The intensity that occurred on Florida State’s practice field daily during the 2013 season wasn’t frequently matched on Saturdays. As defensive line coach Odell Haggins recalls, every practice was ‘a war’ as the Seminoles’ stellar trench play forced competition on both sides of the ball.
Practice hard or get embarrassed.
Haggins, FSU’s defensive line coach since 1996, has been a coach on some dominant teams including a pair of national champions. On the 10-year anniversary of FSU’s undefeated 2013 season, Noles247’s On The Bench podcast has been interviewing former players to relive their memories from that season of dominance.
We talked to Haggins late in the offseason, and figured airing the interview would be fitting as this current FSU team – ranked No. 3 – heads to Boston College for a September contest with high expectations. As FSU treks north this weekend, it feels appropriate to mention that 2013 game up there when a Top 10 Seminoles squad was ambushed in the first half to fall behind 17-3 during a September contest in Chestnut Hill. FSU went on a 35-3 run – including a miraculous Hail Mary throw by Jameis Winston to Kenny Shaw before half time – and never trailed again the remainder of the regular season

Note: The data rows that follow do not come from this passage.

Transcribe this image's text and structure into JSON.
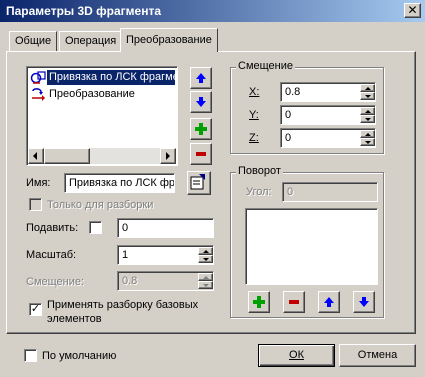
{
  "window": {
    "title": "Параметры 3D фрагмента",
    "close_glyph": "✕"
  },
  "tabs": [
    {
      "label": "Общие"
    },
    {
      "label": "Операция"
    },
    {
      "label": "Преобразование"
    }
  ],
  "tree": {
    "items": [
      {
        "label": "Привязка по ЛСК фрагмента",
        "selected": true
      },
      {
        "label": "Преобразование",
        "selected": false
      }
    ]
  },
  "name_field": {
    "label": "Имя:",
    "value": "Привязка по ЛСК фра"
  },
  "only_for_unpack": {
    "label": "Только для разборки"
  },
  "suppress": {
    "label": "Подавить:",
    "value": "0"
  },
  "scale": {
    "label": "Масштаб:",
    "value": "1"
  },
  "offset_field": {
    "label": "Смещение:",
    "value": "0.8"
  },
  "apply_unpack": {
    "label": "Применять разборку базовых элементов",
    "check": "✓"
  },
  "offset_group": {
    "title": "Смещение",
    "x": {
      "label": "X:",
      "value": "0.8"
    },
    "y": {
      "label": "Y:",
      "value": "0"
    },
    "z": {
      "label": "Z:",
      "value": "0"
    }
  },
  "rotation_group": {
    "title": "Поворот",
    "angle": {
      "label": "Угол:",
      "value": "0"
    }
  },
  "default_check": {
    "label": "По умолчанию"
  },
  "ok_button": {
    "label": "ОК"
  },
  "cancel_button": {
    "label": "Отмена"
  },
  "colors": {
    "accent_blue": "#0000ff",
    "add_green": "#00a000",
    "remove_red": "#c00000",
    "selection": "#0a246a"
  }
}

“It woke us up,” Haggins said. “We weren’t playing gap-sound football at the time. We talked to them, we settled them down. Once we settled that team down, we understood what we was trying to do, put them in the best situation.

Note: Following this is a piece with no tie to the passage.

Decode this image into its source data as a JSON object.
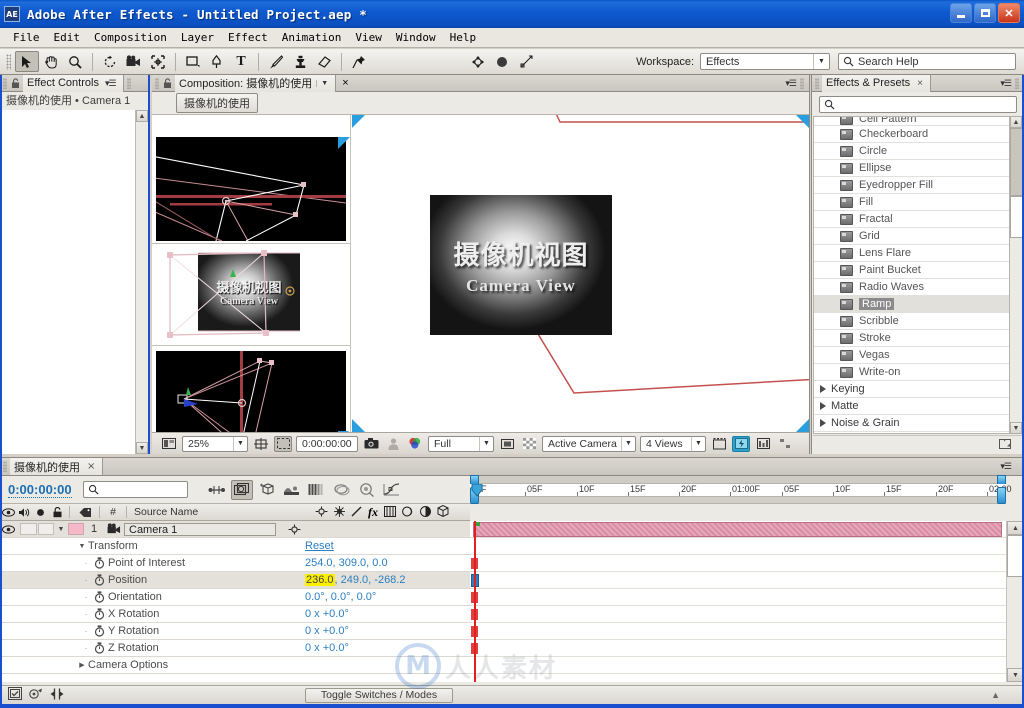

“Boston College, the first quarter now, they ran up and down the field. Like trying to hold water in our hand.”
“Those guys took it upon themselves in the second half to come out and say, ‘nah, this is not happening.’ And we put it together. …That was a big turning point, we made some changes on our defense for the betterment of the players to put the right pieces in the puzzle. When that happened, you see what happened after that.”
The interview also includes Haggins thoughts on the culture of that team, adjustments made in the national championship game, and the fun he had being part of that defensive coaching staff.
Plus Haggins discussed some of the players along the defensive front.
Timmy Jernigan was “violent” off the snap and “I’m using that word lightly. When he used to come off the football, you could hear it.”
Eddie Goldman became a technician by Year 2 and turned into a dominant defender.
Mario Edwards Jr. was keeping up with QBs running a 4.4 and was a “mean football player” as well as intelligent.
“On that championship team, guys that played their roles, that was one of the most important things. Doing your job, doing it for each other, not for thyself.”
Also, you can watch the show on YouTube now. We’ll do live streams as well, and you can get notifications on when we’re live by subscribing to our YouTube channel.